|WO2000050885A1 *||Feb 18, 2000||Aug 31, 2000||Van Egmond Wil||Injection liner|
|WO2006086479A2 *||Feb 9, 2006||Aug 17, 2006||Childrens Medical Center||Device for mixing and delivering fluids for tissue repair|
|WO2011137035A2 *||Apr 22, 2011||Nov 3, 2011||Agilent Technologies, Inc.||Liner package|
|WO2012074560A1 *||Dec 2, 2011||Jun 7, 2012||Restek Corporation||Gas chromatography inlet liner having a colored region|
|U.S. Classification||73/23.41, 73/23.35|
|International Classification||G01N30/12, G01N30/10, G01N30/06, G01N35/00, G01N1/00|
|Cooperative Classification||G01N30/06, G01N2035/00514, G01N30/10, G01N30/12, G01N1/22, G01N2030/126, G01N2030/127|
|European Classification||G01N30/10, G01N30/12|
|Jul 31, 1990||AS||Assignment|
Owner name: RESTEK CORPORATION, 110 BENNER CIRCLE, BELLEFONTE,
Free format text: ASSIGNMENT OF ASSIGNORS INTEREST.;ASSIGNORS:SILVIS, PAUL H.;WALSH, JOSEPH W.;SHELOW, DAVID M.;REEL/FRAME:005393/0731
Effective date: 19900726
|Dec 8, 1995||FPAY||Fee payment|
Year of fee payment: 4
|Dec 2, 1999||FPAY||Fee payment|

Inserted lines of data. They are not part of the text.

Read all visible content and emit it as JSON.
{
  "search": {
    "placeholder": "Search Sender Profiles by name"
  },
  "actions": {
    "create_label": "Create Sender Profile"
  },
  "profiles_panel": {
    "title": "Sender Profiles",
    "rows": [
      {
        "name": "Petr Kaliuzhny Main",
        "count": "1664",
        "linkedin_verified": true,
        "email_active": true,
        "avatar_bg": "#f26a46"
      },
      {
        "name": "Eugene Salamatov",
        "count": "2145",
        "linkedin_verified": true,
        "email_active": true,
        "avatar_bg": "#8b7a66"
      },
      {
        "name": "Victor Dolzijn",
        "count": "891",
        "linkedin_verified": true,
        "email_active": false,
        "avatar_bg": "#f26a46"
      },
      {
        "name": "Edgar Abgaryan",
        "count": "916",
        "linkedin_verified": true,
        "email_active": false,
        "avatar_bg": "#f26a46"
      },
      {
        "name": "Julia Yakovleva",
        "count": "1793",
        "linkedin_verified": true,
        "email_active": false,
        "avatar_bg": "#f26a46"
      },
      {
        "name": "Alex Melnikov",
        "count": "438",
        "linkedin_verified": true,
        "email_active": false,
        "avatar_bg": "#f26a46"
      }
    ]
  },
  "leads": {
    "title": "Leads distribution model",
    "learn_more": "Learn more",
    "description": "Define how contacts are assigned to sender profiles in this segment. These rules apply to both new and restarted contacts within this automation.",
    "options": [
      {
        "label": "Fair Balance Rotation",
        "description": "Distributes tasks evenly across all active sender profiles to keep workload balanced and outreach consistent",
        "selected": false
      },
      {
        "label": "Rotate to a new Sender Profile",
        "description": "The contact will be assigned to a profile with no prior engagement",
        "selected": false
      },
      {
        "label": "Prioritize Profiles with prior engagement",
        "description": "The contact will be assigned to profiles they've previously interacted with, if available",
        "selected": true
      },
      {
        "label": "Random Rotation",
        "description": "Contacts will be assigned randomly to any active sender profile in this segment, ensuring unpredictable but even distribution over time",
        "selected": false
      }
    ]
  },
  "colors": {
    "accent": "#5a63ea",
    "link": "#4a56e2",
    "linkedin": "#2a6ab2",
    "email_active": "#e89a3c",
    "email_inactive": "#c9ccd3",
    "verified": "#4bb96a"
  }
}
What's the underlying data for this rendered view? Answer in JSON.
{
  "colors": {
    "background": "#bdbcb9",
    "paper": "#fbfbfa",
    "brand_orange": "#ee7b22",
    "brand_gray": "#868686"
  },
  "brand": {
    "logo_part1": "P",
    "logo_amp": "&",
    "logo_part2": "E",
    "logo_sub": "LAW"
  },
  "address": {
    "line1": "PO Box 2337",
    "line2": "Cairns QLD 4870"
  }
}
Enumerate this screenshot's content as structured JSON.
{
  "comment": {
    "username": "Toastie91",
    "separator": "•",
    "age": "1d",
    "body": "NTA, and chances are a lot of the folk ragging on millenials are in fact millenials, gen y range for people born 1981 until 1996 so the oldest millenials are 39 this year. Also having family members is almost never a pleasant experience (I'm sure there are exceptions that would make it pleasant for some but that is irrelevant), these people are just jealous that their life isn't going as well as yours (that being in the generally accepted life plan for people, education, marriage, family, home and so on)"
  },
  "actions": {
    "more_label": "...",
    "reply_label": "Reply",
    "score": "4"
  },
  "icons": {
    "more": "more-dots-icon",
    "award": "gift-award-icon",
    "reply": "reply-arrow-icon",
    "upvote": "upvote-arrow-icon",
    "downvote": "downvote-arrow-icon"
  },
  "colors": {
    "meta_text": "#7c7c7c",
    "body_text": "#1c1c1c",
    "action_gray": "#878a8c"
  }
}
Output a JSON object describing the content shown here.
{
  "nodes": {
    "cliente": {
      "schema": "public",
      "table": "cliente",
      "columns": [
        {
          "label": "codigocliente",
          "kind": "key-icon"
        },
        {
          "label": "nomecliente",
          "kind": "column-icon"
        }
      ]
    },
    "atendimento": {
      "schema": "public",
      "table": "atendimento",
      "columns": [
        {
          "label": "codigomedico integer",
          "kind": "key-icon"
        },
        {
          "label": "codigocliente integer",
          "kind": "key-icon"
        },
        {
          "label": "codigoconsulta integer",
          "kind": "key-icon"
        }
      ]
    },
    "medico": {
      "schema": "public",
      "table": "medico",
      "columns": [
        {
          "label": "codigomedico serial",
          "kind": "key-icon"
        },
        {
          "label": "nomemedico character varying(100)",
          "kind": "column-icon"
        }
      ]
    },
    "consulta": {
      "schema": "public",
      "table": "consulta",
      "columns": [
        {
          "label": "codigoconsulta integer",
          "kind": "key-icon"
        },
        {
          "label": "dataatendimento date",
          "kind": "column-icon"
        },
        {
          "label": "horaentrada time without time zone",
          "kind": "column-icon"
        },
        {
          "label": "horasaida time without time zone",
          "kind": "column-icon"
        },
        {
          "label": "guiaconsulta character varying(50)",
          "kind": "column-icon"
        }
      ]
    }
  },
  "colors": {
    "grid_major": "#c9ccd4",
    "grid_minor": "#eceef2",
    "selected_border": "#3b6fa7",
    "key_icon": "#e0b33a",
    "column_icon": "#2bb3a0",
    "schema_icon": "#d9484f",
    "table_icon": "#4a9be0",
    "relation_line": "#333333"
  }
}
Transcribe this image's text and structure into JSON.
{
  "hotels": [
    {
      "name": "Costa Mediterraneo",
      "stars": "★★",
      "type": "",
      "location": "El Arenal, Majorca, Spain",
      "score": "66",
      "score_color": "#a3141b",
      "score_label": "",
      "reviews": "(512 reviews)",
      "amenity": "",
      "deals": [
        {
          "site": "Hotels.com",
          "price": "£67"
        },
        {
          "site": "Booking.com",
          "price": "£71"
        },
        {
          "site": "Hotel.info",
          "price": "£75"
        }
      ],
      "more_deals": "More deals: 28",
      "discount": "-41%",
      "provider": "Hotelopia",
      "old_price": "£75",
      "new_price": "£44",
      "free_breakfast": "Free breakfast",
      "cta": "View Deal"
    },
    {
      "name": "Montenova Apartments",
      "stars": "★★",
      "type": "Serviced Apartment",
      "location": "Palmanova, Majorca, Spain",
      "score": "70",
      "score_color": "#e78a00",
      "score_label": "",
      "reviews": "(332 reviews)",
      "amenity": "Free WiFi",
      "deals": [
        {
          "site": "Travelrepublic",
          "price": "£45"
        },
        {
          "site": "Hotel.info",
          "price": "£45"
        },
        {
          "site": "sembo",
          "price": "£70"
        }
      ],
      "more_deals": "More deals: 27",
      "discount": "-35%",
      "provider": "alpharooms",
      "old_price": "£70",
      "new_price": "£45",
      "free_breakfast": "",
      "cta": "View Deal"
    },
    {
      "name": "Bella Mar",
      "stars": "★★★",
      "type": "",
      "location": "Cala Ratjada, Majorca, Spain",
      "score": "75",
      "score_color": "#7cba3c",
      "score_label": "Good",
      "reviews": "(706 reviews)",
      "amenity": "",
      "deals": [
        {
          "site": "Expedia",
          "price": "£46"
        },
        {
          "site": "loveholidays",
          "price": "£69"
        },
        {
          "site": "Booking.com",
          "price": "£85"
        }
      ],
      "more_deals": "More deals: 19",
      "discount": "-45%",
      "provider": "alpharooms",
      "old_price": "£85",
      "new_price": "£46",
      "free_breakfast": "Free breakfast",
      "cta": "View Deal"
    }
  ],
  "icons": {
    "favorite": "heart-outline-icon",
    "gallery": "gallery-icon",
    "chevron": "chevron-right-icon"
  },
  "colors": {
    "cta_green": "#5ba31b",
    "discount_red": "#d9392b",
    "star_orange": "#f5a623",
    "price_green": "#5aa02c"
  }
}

Year of fee payment: 8
|Nov 10, 2003||FPAY||Fee payment|
Year of fee payment: 12